On the basis of the underlying geology, as well as the rainfall, altitude and landform, the Kruger National Park has 16 very distinct ecozones. Soil formation is influenced by the underlying parent rock; trees, shrubs and grasses differ according to soil and climate; and all animal life survives where there is protection; enough food and where they can successfully reproduce. Geology – together with climate – therefore plays a distinct role in the formation of these ecozones each with its own plant and animal communities.
The clay soils of this region, underpinned by basalt, support large concentrations of zebra and wildebeest. The lookout at Nkumbe, 94 metres above the plain, provides one of the finest panoramas in the Park, and herds of zebra and wildebeest can often be seen trekking across the grasslands below. However, it is easy to forget about soil. You have to look down on the ground to see it. Even then, soil may not seem to do very much. But there’s more to soil than you might think. It isn’t just dirt that gets on your shoes. Trees and plants need soil to grow. Very few fruits, vegetables and grains would live without it. Many animals need soil, too. They eat the plants that grow in it. Some animals even live in the soil.
Most soil comes from rocks.
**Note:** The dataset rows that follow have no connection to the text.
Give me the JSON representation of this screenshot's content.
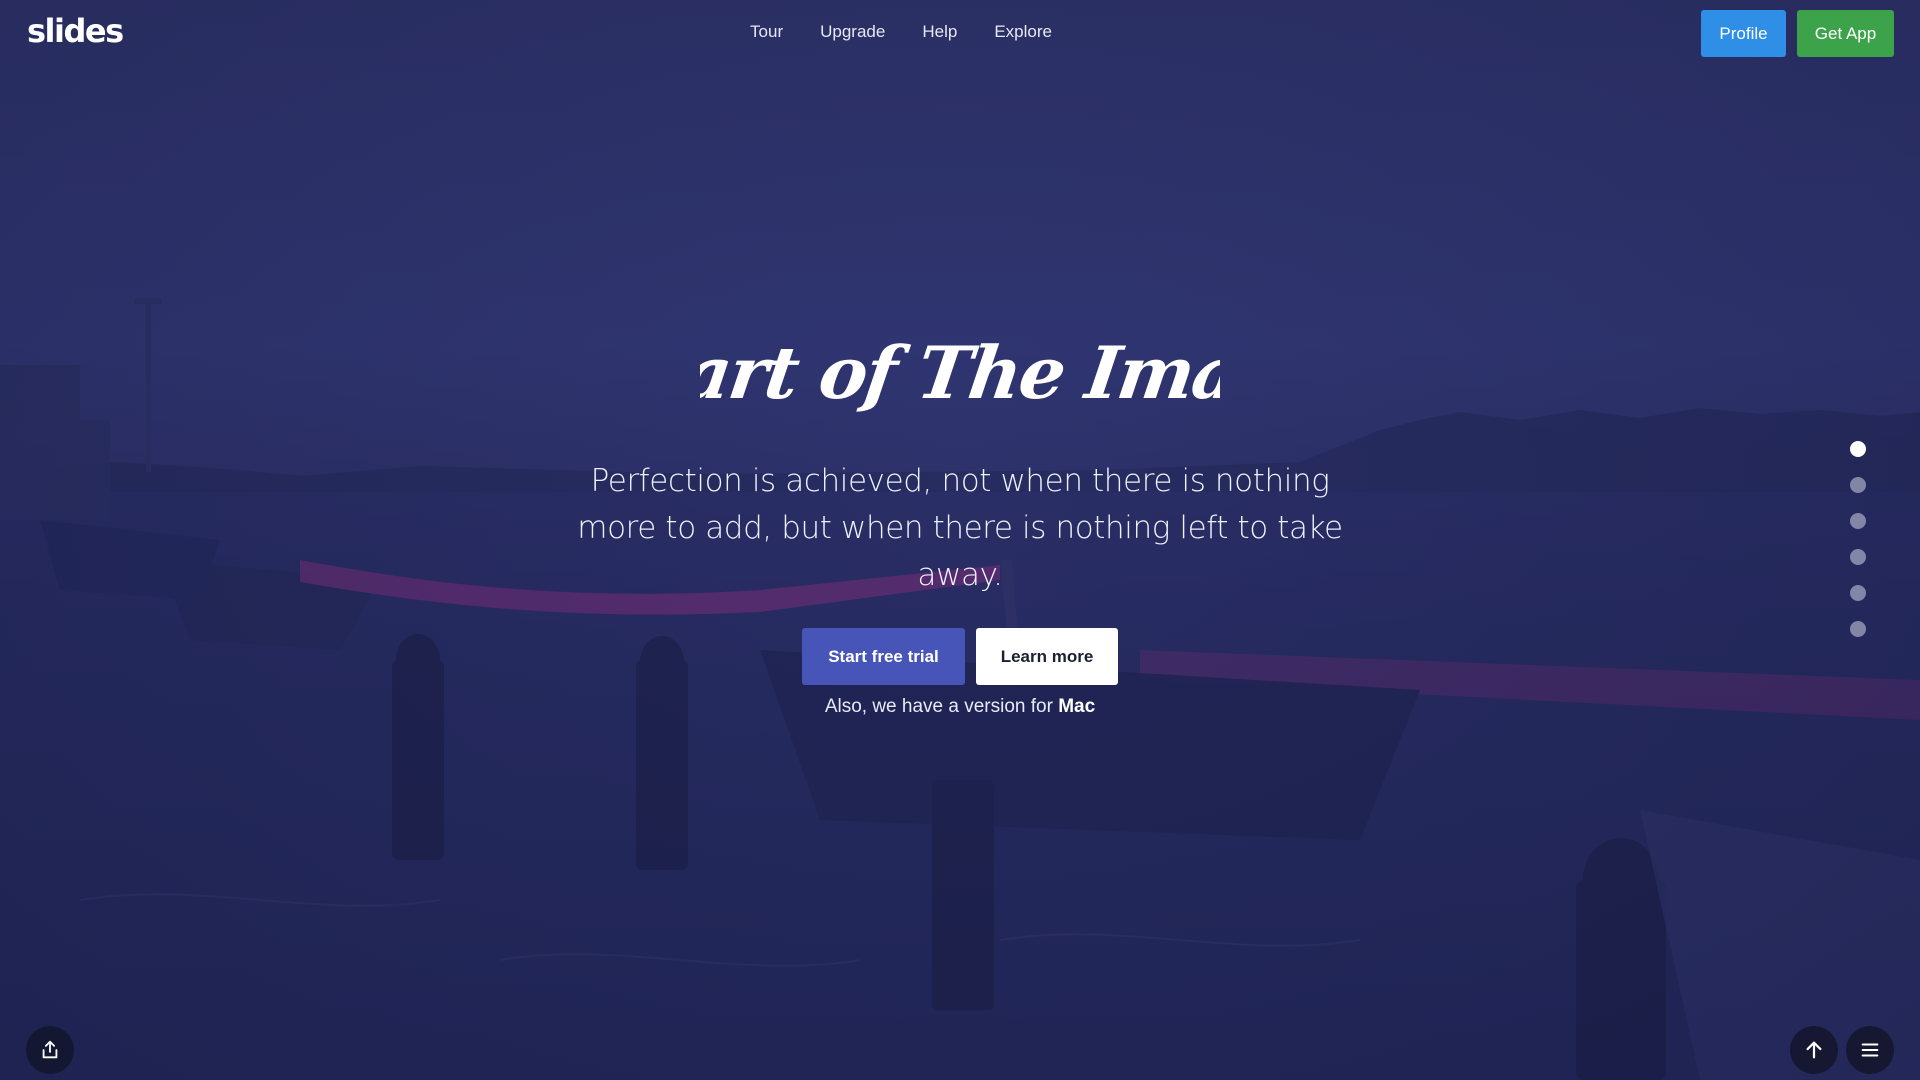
{
  "brand": {
    "logo": "slides"
  },
  "nav": {
    "items": [
      "Tour",
      "Upgrade",
      "Help",
      "Explore"
    ]
  },
  "header_buttons": {
    "profile": "Profile",
    "get_app": "Get App"
  },
  "hero": {
    "title": "Heart of The Image",
    "quote": "Perfection is achieved, not when there is nothing more to add, but when there is nothing left to take away.",
    "primary_cta": "Start free trial",
    "secondary_cta": "Learn more",
    "alt_prefix": "Also, we have a version for",
    "alt_platform": "Mac"
  },
  "slide_dots": {
    "count": 6,
    "active_index": 0
  },
  "icons": {
    "share": "share-icon",
    "scroll_up": "arrow-up-icon",
    "menu": "hamburger-menu-icon"
  },
  "colors": {
    "profile_button": "#2f8ee6",
    "get_app_button": "#3da34a",
    "primary_cta": "#4655b7",
    "overlay": "#2d3268"
  }
}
Over many years, weather causes rocks to break apart. The pieces get smaller and smaller as time goes on. Soil forms when bits of rock mix with things like dead leaves and dead bugs. Not all soil is the same. Soil comes in many colours. Some soil looks and feels different than other soil. The colour and feel of soil often changes as you dig deeper into the ground. You can learn a lot by seeing and touching soil. In a way, soil is like a secret decoder. Water also affects the colour of soil. Wet soil is usually darker than dry soil. The feel of soil can tell you about its ingredients. Soil contains different amounts of sand, silt and clay. Soil in a forest for example might be gritty, which means more sand.
Remember that it is neither SAFE nor LEGAL to get out of your vehicle at any point in the Park unless specifically authorized to do so.
In order to answer the questions posed below one will have to make comparisons and draw conclusions based on specific observations made. At the given co-ordinates you are high above the plains below and will encounter a certain type of surroundings. By comparison, and contrast, the area that you see below you from the lookout is totally different.
1. How do you think that the clay composition of the plain below has affected the vegetation growth?
2. Describe briefly, in your own words, how clay might be formed.
3. How does the soil look that you walked over from the car park to the lookout and do you think that it might be clay?
4. Post a photograph of yourself with your log – with GPSr – at the signboard at the given co-ordinates to verify you were there - optional.
Please submit your answers to cincolcc(at)gmail.com for verification of your visit to the EarthCache. You may log your visit prior to submission but note that logs that have not been verified will be deleted.
FTF goes to - De Kokopelli's